One Workplace

The One Workplace facility in Santa Clara, California, is the new corporate headquarters, showroom, and warehouse facility for one of the largest commercial furniture suppliers in the state. The firm worked closely with developer Prologis and a design and construction team to renovate, reconfigure, and update this existing industrial facility that had previously been used for paper manufacturing. The new space includes 35,000 square feet of modern collaborative open-plan office space that also serves as a showroom for the furniture and modular office pieces that One Workplace sells and installs. The new space also includes 167,000 square feet of updated warehouse space, which involved the addition of around 24 new truck docks.

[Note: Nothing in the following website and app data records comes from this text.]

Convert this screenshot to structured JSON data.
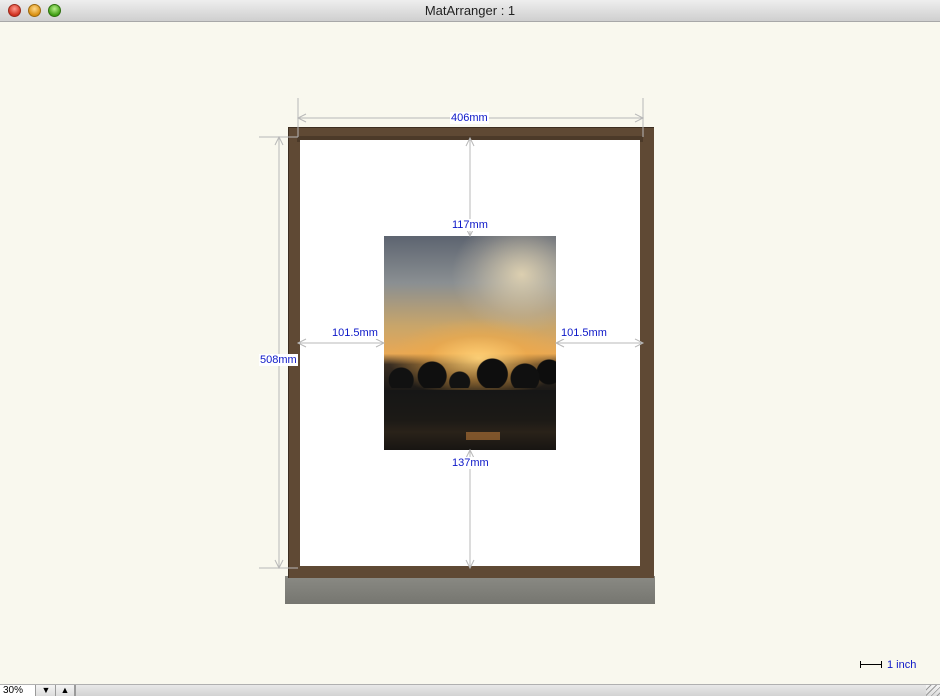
{
  "window": {
    "title": "MatArranger : 1",
    "controls": [
      "close-icon",
      "minimize-icon",
      "zoom-icon"
    ]
  },
  "frame": {
    "frame_color": "#5f4934",
    "mat_color": "#ffffff"
  },
  "dimensions": {
    "frame_width": "406mm",
    "frame_height": "508mm",
    "top_margin": "117mm",
    "bottom_margin": "137mm",
    "left_margin": "101.5mm",
    "right_margin": "101.5mm",
    "label_color": "#0c17c8"
  },
  "scale": {
    "label": "1 inch"
  },
  "statusbar": {
    "zoom_value": "30%",
    "zoom_down_icon": "triangle-down-icon",
    "zoom_up_icon": "triangle-up-icon"
  }
}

New Milan Fair Complex

The New Milan Fair Complex (Nuovo Sistema Fiera Milano) has transformed a brownfield site along the main road from downtown Milan to Malpensa Airport into a 200-hectare (494 ac) exhibition center, relieving traffic congestion around the historic fairground in the city center and allowing the original fairground to continue to host smaller congresses and trade shows, even after part of the downtown site is sold and redeveloped. The two separate yet complementary developments—the new complex at RhoPero (popularly known as Fieramilano) and the downtown complex (known as Fieramilanocity)—have brought new life and prestige to Milan’s exhibition industry, enabling the Milan Fair Complex to continue competing with other European exhibition centers and to maintain its position as an international leader. Both projects are being promoted by Fondazione Fiera Milano, the private company that owns and operates the Milan Fair Complex, through its subsidiary Sviluppo Sistema Fiera SpA.

Clipper Mill

Clipper Mill involved the conversion of a long underused 17.5-acre (7.1-ha) site that once housed Maryland’s largest and most productive machine manufacturing complex into a vibrant, mixed-use community. The development team reused the 1853 historic site and its five deteriorating buildings to create 61,500 square feet (5,714 m2) of office space, 47,500 square feet (4,413 m2) of studio space for artists and craftspeople, and a wide range of housing, including 34 townhouses, 38 semidetached houses, and 62 condominium and 36 rental apartments. Completed in September 2006, Clipper Mill is a transit-oriented community that integrates many elements of sustainable development. It offers a unique sense of place that is created in part by the preservation of the site’s history and the incorporation of the work of resident craftspeople into the project’s design.

Trinity Groves

Trinity Groves is a multiphase redevelopment effort of a former warehouse and light-industrial site that began with a 10.3-acre restaurant/specialty food incubator and destination. The project is located along the Trinity River, across from downtown Dallas, at the base of the new and iconic Margaret Hunt Hill Bridge in West Dallas.

The core incubator area of Trinity Groves currently includes 14 restaurants, two dessert shops, a culinary education and events center, and a brewery, all located in four buildings that were formerly used primarily as a trucking facility. Following on the success of the restaurant incubator concept, the developers have embarked on a plan and program to develop 90 adjacent acres, assembled over the past 11 years, with new apartment, condominium, hotel, and office space, as well as additional restaurant and retail space.

SteelStacks Arts and Cultural Campus

The SteelStacks Arts and Cultural Campus is a former steel mill site that has been restored, adapted, and transformed into an arts and cultural campus that features preserved blast furnaces and other historic steel mill buildings, an elevated walkway/trestle that offers up-close views of the blast furnaces, a visitor/exhibit center in a historic building, parks and outdoor plazas, an outdoor performing arts pavilion, an office building and production studios for the local public broadcasting station, and a new ArtsQuest Center building devoted to performing arts of all types.

The redevelopment was funded via a variety of sources, including tax increment financing revenues, donations from businesses and philanthropic organizations, and funds and tax credits from federal and state governments. The 9.5-acre development has become a major tourist attraction and a source of pride for the city of Bethlehem, and the steel stacks themselves are iconic structures unlike any others in the United States.